Records from a dataset:
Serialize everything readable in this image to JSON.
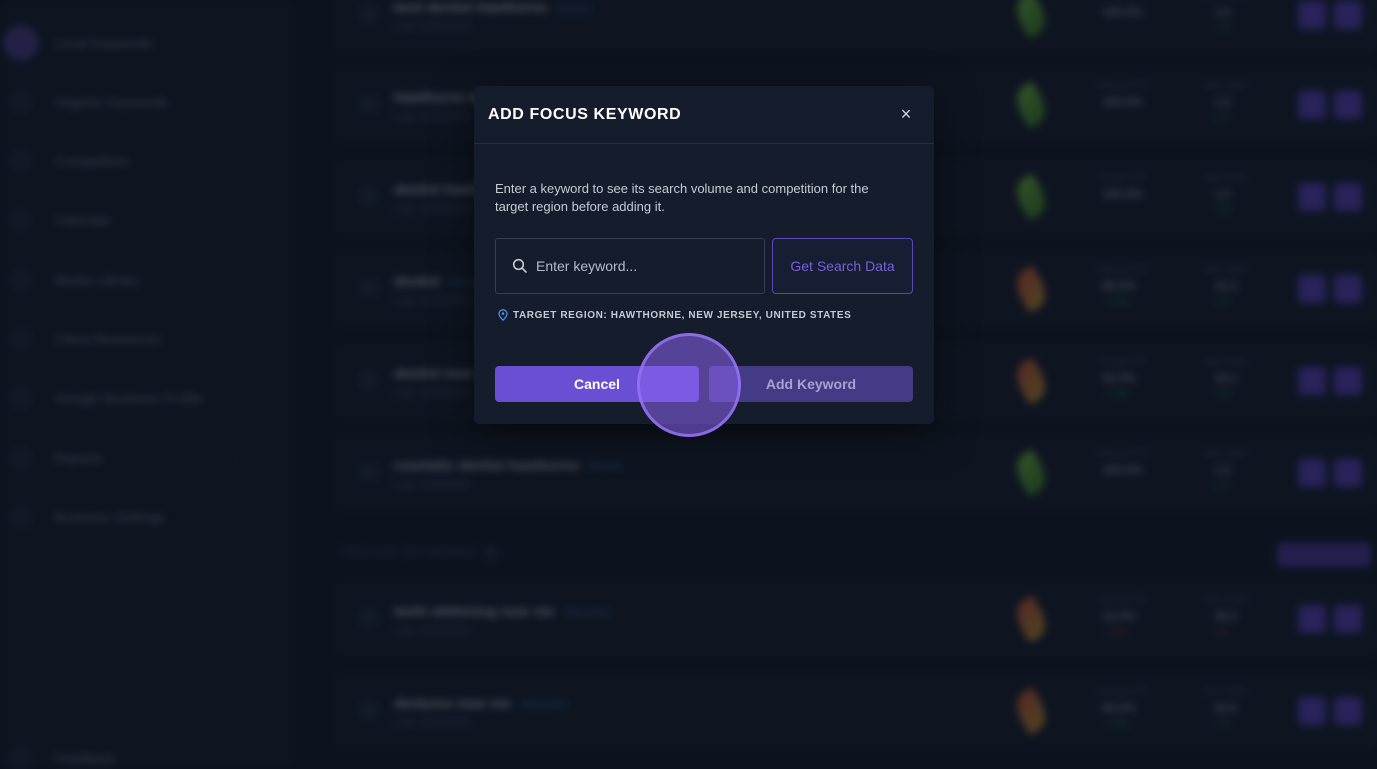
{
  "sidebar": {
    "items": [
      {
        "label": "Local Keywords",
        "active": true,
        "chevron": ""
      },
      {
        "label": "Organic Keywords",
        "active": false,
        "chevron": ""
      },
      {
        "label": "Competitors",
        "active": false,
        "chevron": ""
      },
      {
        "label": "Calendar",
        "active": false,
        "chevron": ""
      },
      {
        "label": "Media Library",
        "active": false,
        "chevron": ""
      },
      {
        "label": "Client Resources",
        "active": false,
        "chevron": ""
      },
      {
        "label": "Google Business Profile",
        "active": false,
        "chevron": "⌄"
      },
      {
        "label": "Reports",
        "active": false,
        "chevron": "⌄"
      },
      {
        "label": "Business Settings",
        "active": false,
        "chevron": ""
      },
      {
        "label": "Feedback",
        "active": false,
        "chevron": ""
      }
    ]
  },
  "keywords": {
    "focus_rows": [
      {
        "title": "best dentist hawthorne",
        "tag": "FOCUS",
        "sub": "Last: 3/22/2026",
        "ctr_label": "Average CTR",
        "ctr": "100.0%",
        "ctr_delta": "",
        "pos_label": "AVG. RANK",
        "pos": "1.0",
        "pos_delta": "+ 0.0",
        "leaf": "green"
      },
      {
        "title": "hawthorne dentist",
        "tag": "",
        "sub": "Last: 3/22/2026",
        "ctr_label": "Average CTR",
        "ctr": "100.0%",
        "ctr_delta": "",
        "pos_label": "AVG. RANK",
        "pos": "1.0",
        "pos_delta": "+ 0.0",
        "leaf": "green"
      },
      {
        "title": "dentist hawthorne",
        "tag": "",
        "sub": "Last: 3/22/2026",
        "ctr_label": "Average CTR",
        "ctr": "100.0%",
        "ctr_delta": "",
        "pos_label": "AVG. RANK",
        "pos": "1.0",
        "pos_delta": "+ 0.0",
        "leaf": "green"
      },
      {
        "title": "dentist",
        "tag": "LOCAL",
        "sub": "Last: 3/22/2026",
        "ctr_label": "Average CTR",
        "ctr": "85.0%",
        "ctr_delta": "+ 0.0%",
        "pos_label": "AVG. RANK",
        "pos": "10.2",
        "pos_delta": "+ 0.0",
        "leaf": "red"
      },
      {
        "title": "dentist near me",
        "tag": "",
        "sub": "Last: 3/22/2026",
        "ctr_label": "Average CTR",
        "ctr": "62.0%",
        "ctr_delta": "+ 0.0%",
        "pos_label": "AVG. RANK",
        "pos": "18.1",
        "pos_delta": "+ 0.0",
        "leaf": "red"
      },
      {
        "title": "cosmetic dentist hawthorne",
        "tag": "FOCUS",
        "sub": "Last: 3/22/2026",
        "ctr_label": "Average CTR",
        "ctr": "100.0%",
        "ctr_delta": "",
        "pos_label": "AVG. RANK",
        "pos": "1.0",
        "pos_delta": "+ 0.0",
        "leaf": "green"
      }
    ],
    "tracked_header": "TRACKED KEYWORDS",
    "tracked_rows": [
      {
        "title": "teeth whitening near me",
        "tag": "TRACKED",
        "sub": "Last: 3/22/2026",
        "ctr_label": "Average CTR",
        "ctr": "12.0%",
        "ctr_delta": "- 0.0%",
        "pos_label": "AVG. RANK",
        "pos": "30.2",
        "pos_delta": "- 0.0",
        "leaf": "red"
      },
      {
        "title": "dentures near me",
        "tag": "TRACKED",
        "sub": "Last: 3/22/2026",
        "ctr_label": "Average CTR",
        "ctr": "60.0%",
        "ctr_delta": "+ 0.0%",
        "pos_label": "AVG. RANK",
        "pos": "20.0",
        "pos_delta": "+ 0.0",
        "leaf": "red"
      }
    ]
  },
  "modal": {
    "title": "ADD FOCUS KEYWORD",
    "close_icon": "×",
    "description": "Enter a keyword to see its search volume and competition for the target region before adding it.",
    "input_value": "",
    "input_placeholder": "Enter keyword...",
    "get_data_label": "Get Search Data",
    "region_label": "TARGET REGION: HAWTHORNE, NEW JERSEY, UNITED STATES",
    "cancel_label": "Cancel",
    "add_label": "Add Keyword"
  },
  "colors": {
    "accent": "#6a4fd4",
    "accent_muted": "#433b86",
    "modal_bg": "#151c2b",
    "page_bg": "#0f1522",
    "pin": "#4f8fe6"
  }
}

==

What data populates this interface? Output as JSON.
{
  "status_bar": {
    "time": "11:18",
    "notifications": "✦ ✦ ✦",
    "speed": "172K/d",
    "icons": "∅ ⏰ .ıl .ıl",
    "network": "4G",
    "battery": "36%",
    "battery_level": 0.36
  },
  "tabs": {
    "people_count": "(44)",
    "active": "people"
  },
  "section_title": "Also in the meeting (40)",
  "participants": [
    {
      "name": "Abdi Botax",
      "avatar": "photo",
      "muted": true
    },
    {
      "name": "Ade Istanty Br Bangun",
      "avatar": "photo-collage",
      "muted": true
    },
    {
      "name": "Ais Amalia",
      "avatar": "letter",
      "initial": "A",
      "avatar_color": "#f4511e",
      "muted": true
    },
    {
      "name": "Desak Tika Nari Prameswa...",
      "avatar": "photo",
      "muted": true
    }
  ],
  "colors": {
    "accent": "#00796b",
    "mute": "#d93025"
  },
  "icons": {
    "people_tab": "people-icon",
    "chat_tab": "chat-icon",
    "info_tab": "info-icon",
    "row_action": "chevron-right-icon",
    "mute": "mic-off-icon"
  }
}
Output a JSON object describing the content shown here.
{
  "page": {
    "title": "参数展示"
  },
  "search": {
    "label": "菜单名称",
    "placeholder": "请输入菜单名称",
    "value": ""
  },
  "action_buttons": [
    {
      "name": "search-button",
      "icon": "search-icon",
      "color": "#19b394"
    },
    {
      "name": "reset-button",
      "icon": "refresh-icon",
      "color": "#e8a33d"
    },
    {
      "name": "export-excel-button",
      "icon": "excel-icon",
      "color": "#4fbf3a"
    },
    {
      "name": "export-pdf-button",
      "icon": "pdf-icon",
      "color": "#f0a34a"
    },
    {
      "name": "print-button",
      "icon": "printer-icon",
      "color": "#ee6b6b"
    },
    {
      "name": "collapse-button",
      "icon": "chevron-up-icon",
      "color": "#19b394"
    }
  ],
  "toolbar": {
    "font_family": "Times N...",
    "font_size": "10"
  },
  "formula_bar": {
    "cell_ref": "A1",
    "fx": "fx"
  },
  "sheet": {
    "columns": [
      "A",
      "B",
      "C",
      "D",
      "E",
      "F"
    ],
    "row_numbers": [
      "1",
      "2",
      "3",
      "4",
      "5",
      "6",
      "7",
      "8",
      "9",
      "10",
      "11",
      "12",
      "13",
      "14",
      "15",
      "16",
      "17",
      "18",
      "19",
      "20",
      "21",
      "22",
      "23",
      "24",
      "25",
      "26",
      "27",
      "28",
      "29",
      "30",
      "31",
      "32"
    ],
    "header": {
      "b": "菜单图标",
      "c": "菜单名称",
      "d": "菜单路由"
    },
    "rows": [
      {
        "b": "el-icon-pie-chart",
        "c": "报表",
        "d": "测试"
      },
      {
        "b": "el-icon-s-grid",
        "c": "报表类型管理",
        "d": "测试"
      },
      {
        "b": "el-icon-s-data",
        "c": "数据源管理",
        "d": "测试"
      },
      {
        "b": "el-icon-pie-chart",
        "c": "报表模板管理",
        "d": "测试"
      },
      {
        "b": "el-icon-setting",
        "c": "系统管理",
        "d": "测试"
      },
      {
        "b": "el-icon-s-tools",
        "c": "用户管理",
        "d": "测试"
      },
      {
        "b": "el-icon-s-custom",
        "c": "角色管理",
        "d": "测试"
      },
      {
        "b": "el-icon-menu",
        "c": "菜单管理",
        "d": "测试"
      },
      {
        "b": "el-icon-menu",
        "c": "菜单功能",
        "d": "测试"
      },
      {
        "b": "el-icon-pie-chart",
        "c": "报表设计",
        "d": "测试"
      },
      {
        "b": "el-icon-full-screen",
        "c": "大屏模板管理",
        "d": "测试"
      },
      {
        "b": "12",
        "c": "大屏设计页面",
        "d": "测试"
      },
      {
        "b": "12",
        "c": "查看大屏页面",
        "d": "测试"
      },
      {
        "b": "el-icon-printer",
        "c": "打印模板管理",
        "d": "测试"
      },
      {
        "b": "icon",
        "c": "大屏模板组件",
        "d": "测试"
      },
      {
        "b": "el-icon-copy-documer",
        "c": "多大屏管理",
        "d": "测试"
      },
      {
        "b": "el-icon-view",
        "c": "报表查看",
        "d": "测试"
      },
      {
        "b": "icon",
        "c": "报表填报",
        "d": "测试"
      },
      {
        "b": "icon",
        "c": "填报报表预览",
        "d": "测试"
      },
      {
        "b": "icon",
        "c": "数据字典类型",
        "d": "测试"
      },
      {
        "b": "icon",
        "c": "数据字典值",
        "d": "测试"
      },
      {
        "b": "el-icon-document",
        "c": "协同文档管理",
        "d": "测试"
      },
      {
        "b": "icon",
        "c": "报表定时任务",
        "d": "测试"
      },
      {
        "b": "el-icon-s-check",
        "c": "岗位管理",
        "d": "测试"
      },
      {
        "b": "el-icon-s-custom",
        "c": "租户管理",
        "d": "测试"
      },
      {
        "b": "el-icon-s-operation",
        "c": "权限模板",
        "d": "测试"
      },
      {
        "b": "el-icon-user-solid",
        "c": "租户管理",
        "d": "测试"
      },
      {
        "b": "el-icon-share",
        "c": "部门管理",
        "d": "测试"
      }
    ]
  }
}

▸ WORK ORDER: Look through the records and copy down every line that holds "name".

▸ EXERCISE OUTPUT:
      "name": "Abdi Botax",
      "name": "Ade Istanty Br Bangun",
      "name": "Ais Amalia",
      "name": "Desak Tika Nari Prameswa...",
      "name": "search-button",
      "name": "reset-button",
      "name": "export-excel-button",
      "name": "export-pdf-button",
      "name": "print-button",
      "name": "collapse-button",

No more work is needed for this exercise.